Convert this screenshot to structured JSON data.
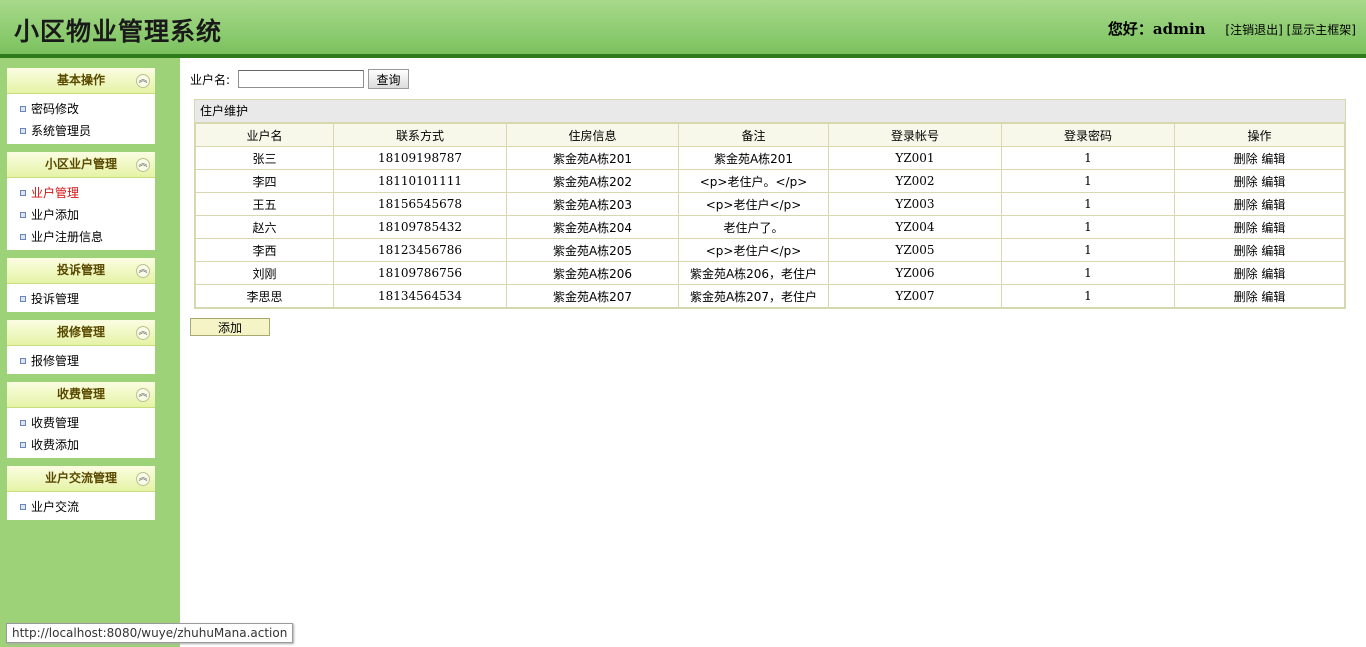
{
  "header": {
    "title": "小区物业管理系统",
    "greeting": "您好：admin",
    "logout_link": "[注销退出]",
    "show_frame_link": "[显示主框架]"
  },
  "sidebar": {
    "toggle_glyph": "«",
    "panels": [
      {
        "title": "基本操作",
        "items": [
          "密码修改",
          "系统管理员"
        ]
      },
      {
        "title": "小区业户管理",
        "items": [
          "业户管理",
          "业户添加",
          "业户注册信息"
        ],
        "active_item": "业户管理"
      },
      {
        "title": "投诉管理",
        "items": [
          "投诉管理"
        ]
      },
      {
        "title": "报修管理",
        "items": [
          "报修管理"
        ]
      },
      {
        "title": "收费管理",
        "items": [
          "收费管理",
          "收费添加"
        ]
      },
      {
        "title": "业户交流管理",
        "items": [
          "业户交流"
        ]
      }
    ]
  },
  "search": {
    "label": "业户名:",
    "value": "",
    "button": "查询"
  },
  "table": {
    "caption": "住户维护",
    "headers": [
      "业户名",
      "联系方式",
      "住房信息",
      "备注",
      "登录帐号",
      "登录密码",
      "操作"
    ],
    "delete_label": "删除",
    "edit_label": "编辑",
    "rows": [
      [
        "张三",
        "18109198787",
        "紫金苑A栋201",
        "紫金苑A栋201",
        "YZ001",
        "1"
      ],
      [
        "李四",
        "18110101111",
        "紫金苑A栋202",
        "<p>老住户。</p>",
        "YZ002",
        "1"
      ],
      [
        "王五",
        "18156545678",
        "紫金苑A栋203",
        "<p>老住户</p>",
        "YZ003",
        "1"
      ],
      [
        "赵六",
        "18109785432",
        "紫金苑A栋204",
        "老住户了。",
        "YZ004",
        "1"
      ],
      [
        "李西",
        "18123456786",
        "紫金苑A栋205",
        "<p>老住户</p>",
        "YZ005",
        "1"
      ],
      [
        "刘刚",
        "18109786756",
        "紫金苑A栋206",
        "紫金苑A栋206，老住户",
        "YZ006",
        "1"
      ],
      [
        "李思思",
        "18134564534",
        "紫金苑A栋207",
        "紫金苑A栋207，老住户",
        "YZ007",
        "1"
      ]
    ]
  },
  "add_button": "添加",
  "status_url": "http://localhost:8080/wuye/zhuhuMana.action"
}
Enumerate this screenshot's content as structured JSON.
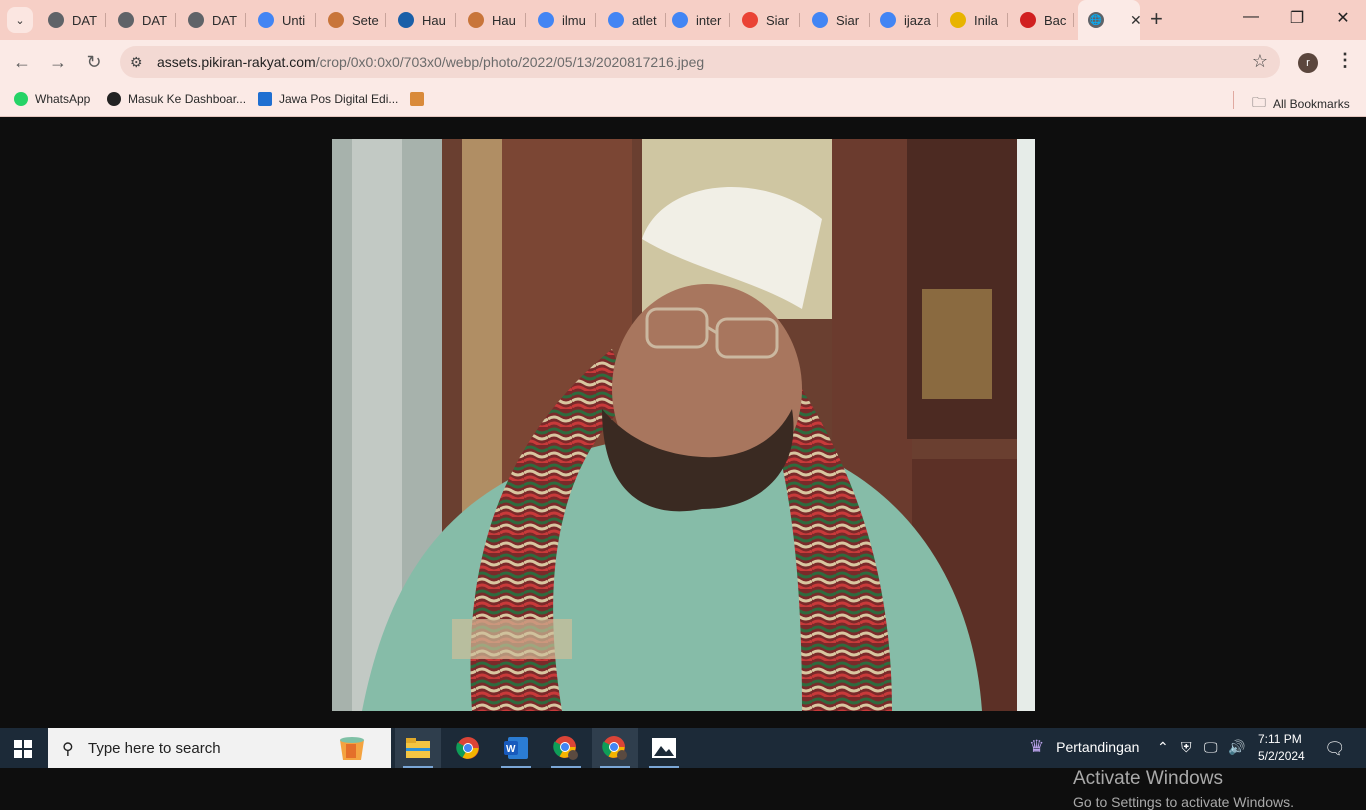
{
  "tabs": [
    {
      "label": "DAT",
      "icon": "globe-icon",
      "color": "#5f6368"
    },
    {
      "label": "DAT",
      "icon": "globe-icon",
      "color": "#5f6368"
    },
    {
      "label": "DAT",
      "icon": "globe-icon",
      "color": "#5f6368"
    },
    {
      "label": "Unti",
      "icon": "docs-icon",
      "color": "#4285f4"
    },
    {
      "label": "Sete",
      "icon": "site-icon",
      "color": "#c8753a"
    },
    {
      "label": "Hau",
      "icon": "site-icon",
      "color": "#1a5fa8"
    },
    {
      "label": "Hau",
      "icon": "site-icon",
      "color": "#c8753a"
    },
    {
      "label": "ilmu",
      "icon": "google-icon",
      "color": "#4285f4"
    },
    {
      "label": "atlet",
      "icon": "google-icon",
      "color": "#4285f4"
    },
    {
      "label": "inter",
      "icon": "google-icon",
      "color": "#4285f4"
    },
    {
      "label": "Siar",
      "icon": "gmail-icon",
      "color": "#ea4335"
    },
    {
      "label": "Siar",
      "icon": "docs-icon",
      "color": "#4285f4"
    },
    {
      "label": "ijaza",
      "icon": "google-icon",
      "color": "#4285f4"
    },
    {
      "label": "Inila",
      "icon": "site-icon",
      "color": "#e8b400"
    },
    {
      "label": "Bac",
      "icon": "site-icon",
      "color": "#d12020"
    }
  ],
  "active_tab": {
    "icon": "globe-icon"
  },
  "address": {
    "host": "assets.pikiran-rakyat.com",
    "path": "/crop/0x0:0x0/703x0/webp/photo/2022/05/13/2020817216.jpeg"
  },
  "profile_initial": "r",
  "bookmarks": {
    "items": [
      {
        "label": "WhatsApp",
        "icon": "whatsapp-icon",
        "color": "#25d366"
      },
      {
        "label": "Masuk Ke Dashboar...",
        "icon": "dashboard-icon",
        "color": "#222222"
      },
      {
        "label": "Jawa Pos Digital Edi...",
        "icon": "jawapos-icon",
        "color": "#1f6fd1"
      },
      {
        "label": "",
        "icon": "jp-icon",
        "color": "#d98a3a"
      }
    ],
    "all_label": "All Bookmarks"
  },
  "watermark": {
    "line1": "Activate Windows",
    "line2": "Go to Settings to activate Windows."
  },
  "taskbar": {
    "search_placeholder": "Type here to search",
    "weather_label": "Pertandingan",
    "time": "7:11 PM",
    "date": "5/2/2024"
  }
}
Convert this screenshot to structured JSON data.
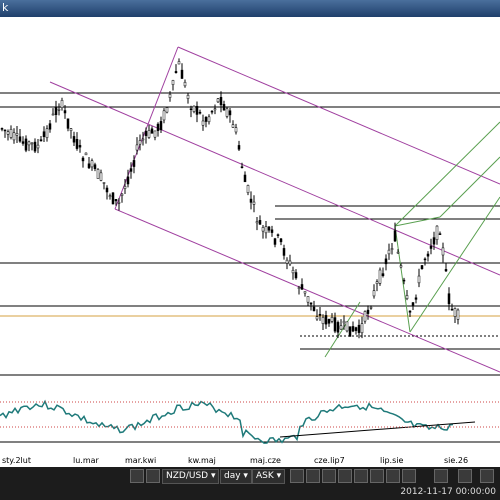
{
  "window": {
    "title": "k"
  },
  "x_axis_labels": [
    "sty.2lut",
    "lu.mar",
    "mar.kwi",
    "kw.maj",
    "maj.cze",
    "cze.lip7",
    "lip.sie",
    "sie.26"
  ],
  "toolbar": {
    "symbol": "NZD/USD",
    "period": "day",
    "price_type": "ASK"
  },
  "status": {
    "datetime": "2012-11-17 00:00:00"
  },
  "colors": {
    "channel": "#a040a0",
    "fork": "#5aa050",
    "indicator": "#1f7a7a",
    "horizontal": "#000000",
    "price_line": "#d4a040"
  }
}
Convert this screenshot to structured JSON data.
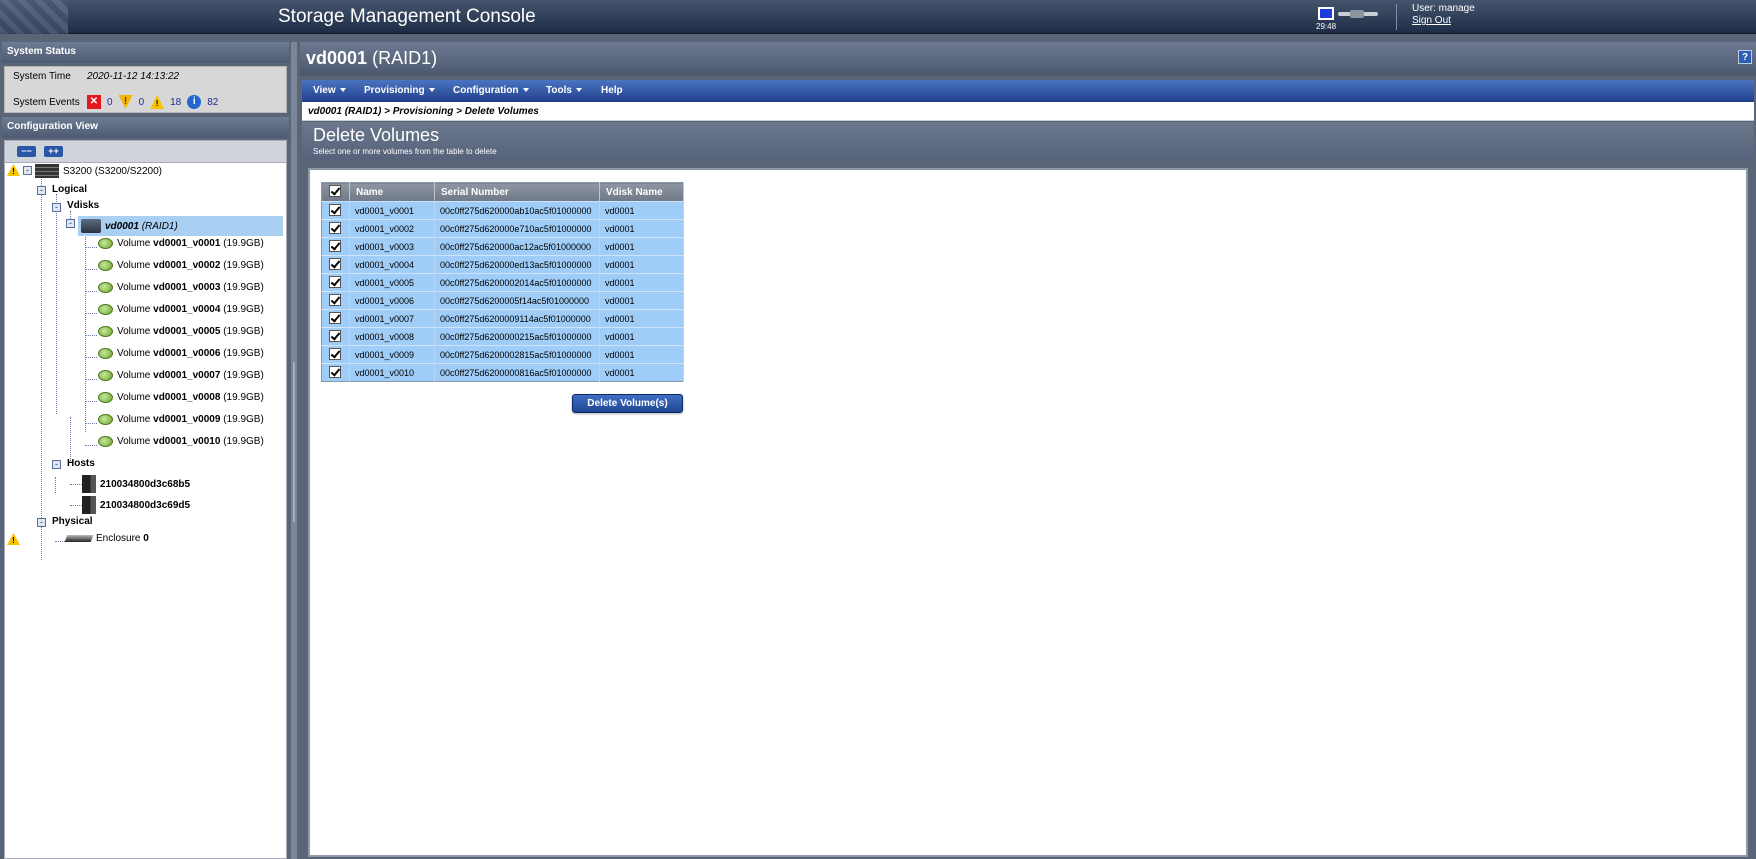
{
  "header": {
    "title": "Storage Management Console",
    "clock": "29:48",
    "user_label": "User: manage",
    "sign_out": "Sign Out"
  },
  "system_status": {
    "heading": "System Status",
    "time_label": "System Time",
    "time_value": "2020-11-12 14:13:22",
    "events_label": "System Events",
    "events": {
      "error": "0",
      "critical": "0",
      "warning": "18",
      "info": "82"
    }
  },
  "config_view": {
    "heading": "Configuration View",
    "collapse_label": "−−",
    "expand_label": "++",
    "array": "S3200 (S3200/S2200)",
    "logical": "Logical",
    "vdisks": "Vdisks",
    "vdisk_name": "vd0001",
    "vdisk_type": "(RAID1)",
    "volumes": [
      {
        "prefix": "Volume",
        "name": "vd0001_v0001",
        "size": "(19.9GB)"
      },
      {
        "prefix": "Volume",
        "name": "vd0001_v0002",
        "size": "(19.9GB)"
      },
      {
        "prefix": "Volume",
        "name": "vd0001_v0003",
        "size": "(19.9GB)"
      },
      {
        "prefix": "Volume",
        "name": "vd0001_v0004",
        "size": "(19.9GB)"
      },
      {
        "prefix": "Volume",
        "name": "vd0001_v0005",
        "size": "(19.9GB)"
      },
      {
        "prefix": "Volume",
        "name": "vd0001_v0006",
        "size": "(19.9GB)"
      },
      {
        "prefix": "Volume",
        "name": "vd0001_v0007",
        "size": "(19.9GB)"
      },
      {
        "prefix": "Volume",
        "name": "vd0001_v0008",
        "size": "(19.9GB)"
      },
      {
        "prefix": "Volume",
        "name": "vd0001_v0009",
        "size": "(19.9GB)"
      },
      {
        "prefix": "Volume",
        "name": "vd0001_v0010",
        "size": "(19.9GB)"
      }
    ],
    "hosts": "Hosts",
    "host_list": [
      "210034800d3c68b5",
      "210034800d3c69d5"
    ],
    "physical": "Physical",
    "enclosure_prefix": "Enclosure",
    "enclosure_num": "0"
  },
  "main": {
    "title_name": "vd0001",
    "title_type": "(RAID1)",
    "help": "?",
    "menu": [
      "View",
      "Provisioning",
      "Configuration",
      "Tools",
      "Help"
    ],
    "breadcrumb": "vd0001 (RAID1) > Provisioning > Delete Volumes",
    "section_title": "Delete Volumes",
    "section_subtitle": "Select one or more volumes from the table to delete",
    "table": {
      "headers": [
        "Name",
        "Serial Number",
        "Vdisk Name"
      ],
      "rows": [
        [
          "vd0001_v0001",
          "00c0ff275d620000ab10ac5f01000000",
          "vd0001"
        ],
        [
          "vd0001_v0002",
          "00c0ff275d620000e710ac5f01000000",
          "vd0001"
        ],
        [
          "vd0001_v0003",
          "00c0ff275d620000ac12ac5f01000000",
          "vd0001"
        ],
        [
          "vd0001_v0004",
          "00c0ff275d620000ed13ac5f01000000",
          "vd0001"
        ],
        [
          "vd0001_v0005",
          "00c0ff275d6200002014ac5f01000000",
          "vd0001"
        ],
        [
          "vd0001_v0006",
          "00c0ff275d6200005f14ac5f01000000",
          "vd0001"
        ],
        [
          "vd0001_v0007",
          "00c0ff275d6200009114ac5f01000000",
          "vd0001"
        ],
        [
          "vd0001_v0008",
          "00c0ff275d6200000215ac5f01000000",
          "vd0001"
        ],
        [
          "vd0001_v0009",
          "00c0ff275d6200002815ac5f01000000",
          "vd0001"
        ],
        [
          "vd0001_v0010",
          "00c0ff275d6200000816ac5f01000000",
          "vd0001"
        ]
      ]
    },
    "delete_button": "Delete Volume(s)"
  }
}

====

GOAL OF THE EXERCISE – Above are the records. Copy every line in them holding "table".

RESPONSE –
  "table": {
    "section_subtitle": "Select one or more volumes from the table to delete",
    "table": {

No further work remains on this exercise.